Exercise prompt: Identify, in the records below, every line where the string "this" appears, and copy each such line.

[Dataset rows describing interfaces]
%%
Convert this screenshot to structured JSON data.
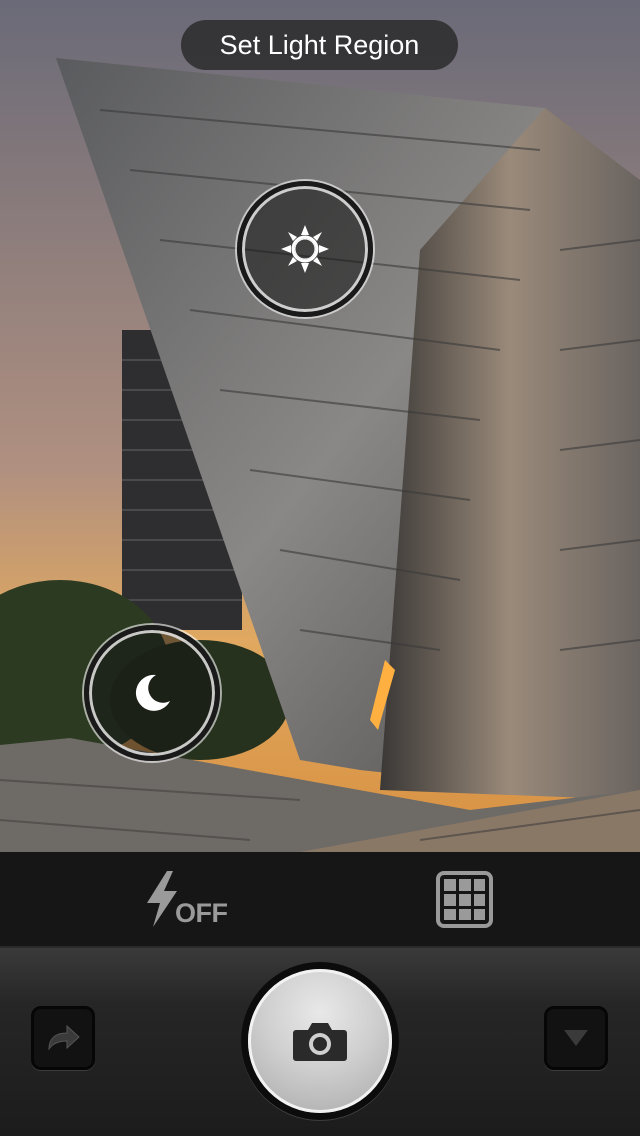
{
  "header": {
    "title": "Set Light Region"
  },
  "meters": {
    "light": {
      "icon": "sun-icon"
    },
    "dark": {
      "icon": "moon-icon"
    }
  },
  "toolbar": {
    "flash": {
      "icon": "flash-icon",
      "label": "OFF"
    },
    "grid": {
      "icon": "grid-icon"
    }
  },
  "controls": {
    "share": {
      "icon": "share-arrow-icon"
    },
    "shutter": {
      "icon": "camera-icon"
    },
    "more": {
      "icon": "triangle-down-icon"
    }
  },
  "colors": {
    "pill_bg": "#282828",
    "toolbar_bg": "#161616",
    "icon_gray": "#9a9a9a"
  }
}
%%
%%
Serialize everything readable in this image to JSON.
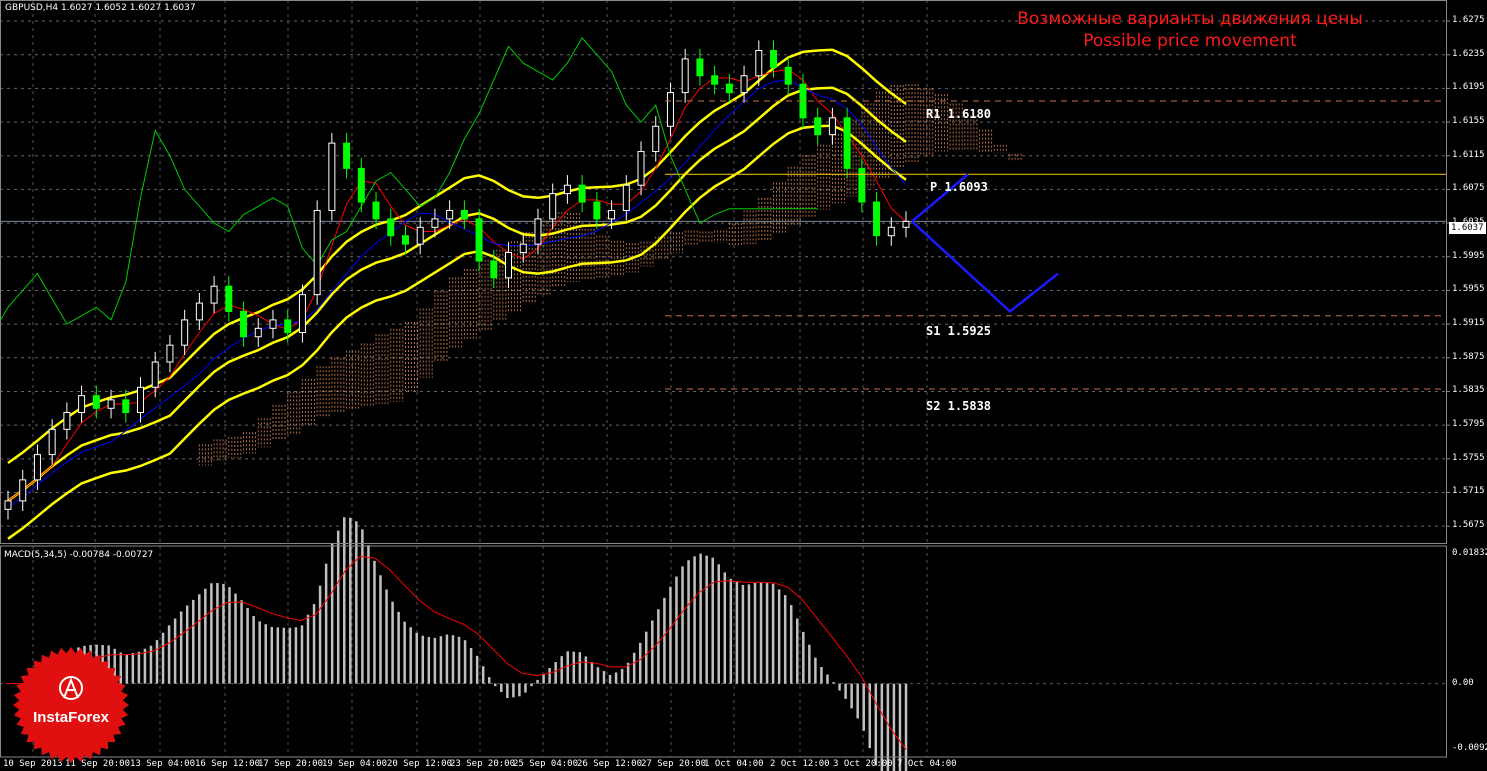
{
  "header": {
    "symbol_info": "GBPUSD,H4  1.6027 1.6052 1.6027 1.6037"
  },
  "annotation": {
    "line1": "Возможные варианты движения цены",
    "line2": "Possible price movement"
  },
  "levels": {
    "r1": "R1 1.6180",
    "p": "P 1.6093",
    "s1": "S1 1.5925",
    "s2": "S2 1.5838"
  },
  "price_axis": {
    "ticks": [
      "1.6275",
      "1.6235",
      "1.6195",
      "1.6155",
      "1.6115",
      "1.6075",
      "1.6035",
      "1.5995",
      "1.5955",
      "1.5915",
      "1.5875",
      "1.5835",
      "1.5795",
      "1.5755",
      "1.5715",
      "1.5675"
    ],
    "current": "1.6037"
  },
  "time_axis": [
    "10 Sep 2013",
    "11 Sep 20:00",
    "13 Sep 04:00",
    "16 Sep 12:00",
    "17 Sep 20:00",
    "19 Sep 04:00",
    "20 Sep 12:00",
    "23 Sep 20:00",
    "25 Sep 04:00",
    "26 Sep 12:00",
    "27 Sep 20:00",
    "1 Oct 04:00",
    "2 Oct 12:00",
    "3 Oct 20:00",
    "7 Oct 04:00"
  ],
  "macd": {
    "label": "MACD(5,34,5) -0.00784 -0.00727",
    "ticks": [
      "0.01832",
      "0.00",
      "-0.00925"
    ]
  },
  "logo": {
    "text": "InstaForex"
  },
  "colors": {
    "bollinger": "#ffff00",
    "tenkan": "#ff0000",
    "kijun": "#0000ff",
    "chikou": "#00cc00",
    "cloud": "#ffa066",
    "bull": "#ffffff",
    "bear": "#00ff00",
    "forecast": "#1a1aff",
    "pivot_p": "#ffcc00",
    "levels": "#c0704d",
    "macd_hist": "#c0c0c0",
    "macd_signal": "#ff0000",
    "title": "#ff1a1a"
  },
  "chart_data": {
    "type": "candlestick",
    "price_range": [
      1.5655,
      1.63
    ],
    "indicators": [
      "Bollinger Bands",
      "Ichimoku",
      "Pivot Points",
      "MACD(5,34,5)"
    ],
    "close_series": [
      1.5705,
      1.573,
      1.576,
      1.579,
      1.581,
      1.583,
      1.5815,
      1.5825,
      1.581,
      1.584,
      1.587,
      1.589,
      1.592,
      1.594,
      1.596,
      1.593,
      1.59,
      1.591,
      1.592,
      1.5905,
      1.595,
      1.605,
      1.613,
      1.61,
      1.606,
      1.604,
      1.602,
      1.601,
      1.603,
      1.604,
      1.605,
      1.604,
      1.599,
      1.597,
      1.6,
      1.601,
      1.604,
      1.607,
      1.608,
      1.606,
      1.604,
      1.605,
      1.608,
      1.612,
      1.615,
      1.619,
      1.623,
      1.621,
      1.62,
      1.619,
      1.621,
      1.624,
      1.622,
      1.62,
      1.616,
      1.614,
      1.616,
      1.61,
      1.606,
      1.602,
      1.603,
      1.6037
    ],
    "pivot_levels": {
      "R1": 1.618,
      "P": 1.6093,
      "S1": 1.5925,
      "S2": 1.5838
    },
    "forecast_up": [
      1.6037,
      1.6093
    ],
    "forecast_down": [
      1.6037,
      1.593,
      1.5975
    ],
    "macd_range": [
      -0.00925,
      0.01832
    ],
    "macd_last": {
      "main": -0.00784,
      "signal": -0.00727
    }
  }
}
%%
Written response:
Convert this screenshot to structured JSON data.
Serialize everything readable in this image to JSON.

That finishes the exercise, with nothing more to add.